April 01, 2013
In the past decade, Mexico's welcome mat for the aerospace establishment has found an industry eager to manufacture “south of the border.”
The obvious attraction is Mexico's lower wage-structure: some say that in Mexico manufacturers pay a tenth of what equivalent assembly jobs cost in the U.S.; others cite a differential of about a third from what is paid in Europe. This discrepancy is best explained by the costs of different skill levels, and by a hesitancy to be too specific on a subject that raises political hackles back home.
But lower wages tell only part of the story for why Mexico, a nation of 115 million, now counts 270 aerospace factories within its borders. On national and state levels, the country is aggressively pursuing “high-tech” aerospace jobs as part of a broadening of its industrial base beyond automobiles and electronics, for which it is already a major producer. U.S. shoppers may think of Mexico mainly in terms of summer vegetables in the winter, but the World Bank reports that industrial products account for 90% of its export earnings. The bank ranks Mexico as the world's 13th largest economy in nominal terms and No. 11 in purchasing power. “Hecho en Mexico”—Made in Mexico—is more common everywhere, including in aerospace.
The aerospace influx has not happened overnight.

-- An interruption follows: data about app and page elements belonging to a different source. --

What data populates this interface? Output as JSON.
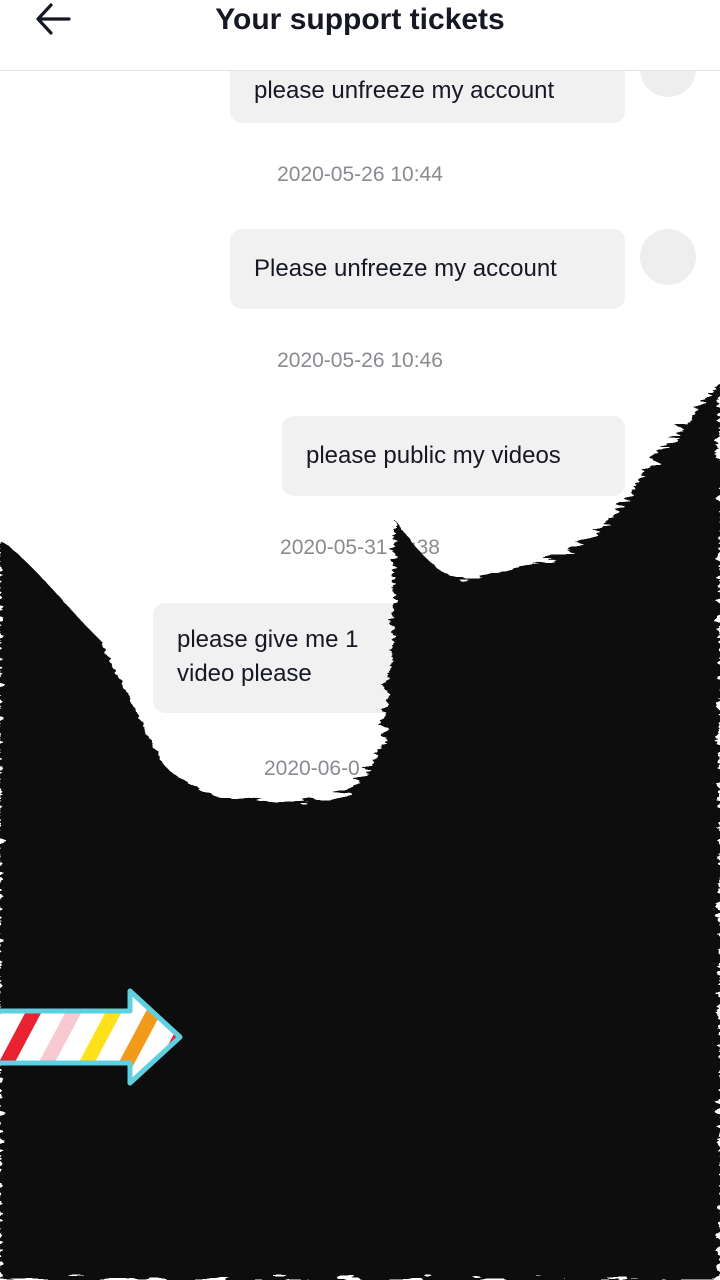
{
  "header": {
    "title": "Your support tickets",
    "back_icon": "arrow-left-icon"
  },
  "messages": [
    {
      "text": "please unfreeze my account",
      "timestamp": "2020-05-26 10:44"
    },
    {
      "text": "Please unfreeze my account",
      "timestamp": "2020-05-26 10:46"
    },
    {
      "text": "please public my videos",
      "timestamp": "2020-05-31 1 :38"
    },
    {
      "text": "please give me 1",
      "text_line2": "video please",
      "timestamp": "2020-06-0"
    }
  ],
  "overlay": {
    "fill_color": "#0d0909",
    "arrow_icon": "striped-arrow-right-icon"
  }
}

Its roots date to the mid-1970s when U.S. companies, a mix of multinationals and lower-tier suppliers, began sending basic parts manufacturing and assembly tasks across the border, mostly to border towns like Tijuana and Mexicali but also deeper into the country to cities like Monterrey. Service operations followed, as did company research activities.
However, it has been in the past decade that Mexico's aerospace manufacturing growth has mushroomed. Political reform led it to pursue a global free trade agenda vigorously and its 1994 signing of the North American Free Trade Agreement (Nafta) benefitted Mexico greatly. Still, it took about a decade for the aerospace sector to take off. Until 2004, growth was scattered, says Queretaro state Gov. Jose Calzada. Not anymore. “We've seen incredible changes in just the last five years,” he says.
The boom times are a testament to Mexico's geography, its embrace of free trade and adoption of legal mechanisms that provide a “soft landing” for foreign-owned factories. Local leaders clear red tape and amaze U.S. and European executives at how quickly they can put up factories. A typical response comes from Peter Huij, a senior Fokker Aerostructures executive in Chihuahua, about how quickly the company went from bare earth in May 2011 to a completed 75,000-sq.-ft. factory in November: “It would be impossible in Europe.”
Behind all of this is Mexico's Maquiladora factory system for supporting foreign companies, which allows them to control their own destiny, importing raw materials such as aerospace-quality alloys, or wiring and then exporting the finished product tax-free. Foreign manufacturers commonly turn to a large service provider—Intermex and American Industries Group are leaders for the aerospace sector—that lease buildings to their clients and handle their human resources, tax and other business needs under Mexican law. About 80% of the aerospace companies in Mexico use such services. Of the 36 Maquiladoras registered by the Mexican government last year, six were in aerospace, including a GKN Aerospace plant in Mexicali, Latecoere in Hermosillo, coatings specialist Ellison Surface Technologies and Rolls-Royce turbine supplier JJ Churchill in Guaymas and a fourth division for Zodiac in Chihuahua.